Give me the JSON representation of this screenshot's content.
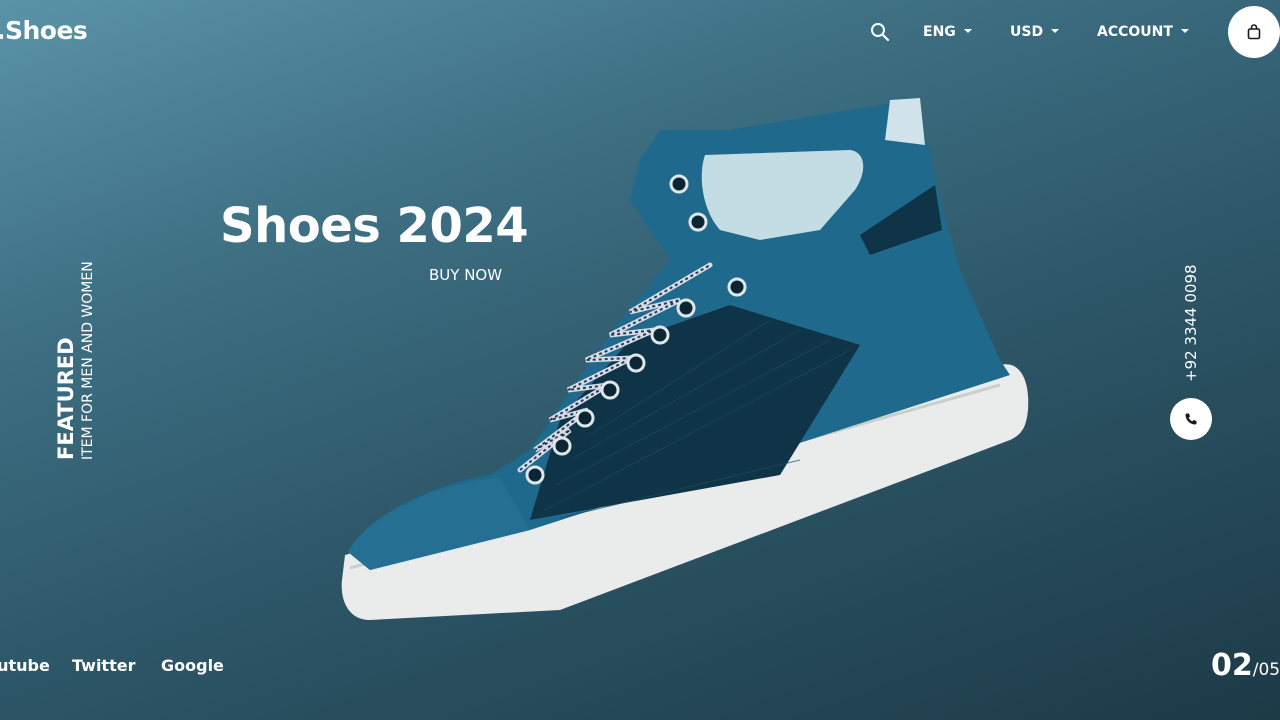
{
  "brand": {
    "logo": ".Shoes"
  },
  "header": {
    "search_icon": "search-icon",
    "language": "ENG",
    "currency": "USD",
    "account": "ACCOUNT",
    "cart_icon": "shopping-bag-icon"
  },
  "hero": {
    "title": "Shoes 2024",
    "cta": "BUY NOW"
  },
  "side": {
    "featured": "FEATURED",
    "subtitle": "ITEM FOR MEN AND WOMEN"
  },
  "contact": {
    "phone": "+92 3344 0098",
    "phone_icon": "phone-icon"
  },
  "socials": {
    "youtube": "Youtube",
    "twitter": "Twitter",
    "google": "Google"
  },
  "pager": {
    "current": "02",
    "total": "/05"
  },
  "colors": {
    "bg_top": "#5a93a8",
    "bg_bottom": "#1d3a47",
    "shoe_blue": "#1f6a8c",
    "sole": "#e8ece9"
  }
}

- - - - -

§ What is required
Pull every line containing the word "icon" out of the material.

§ Task solution
    "search_icon": "search-icon",
    "cart_icon": "shopping-bag-icon"
    "phone_icon": "phone-icon"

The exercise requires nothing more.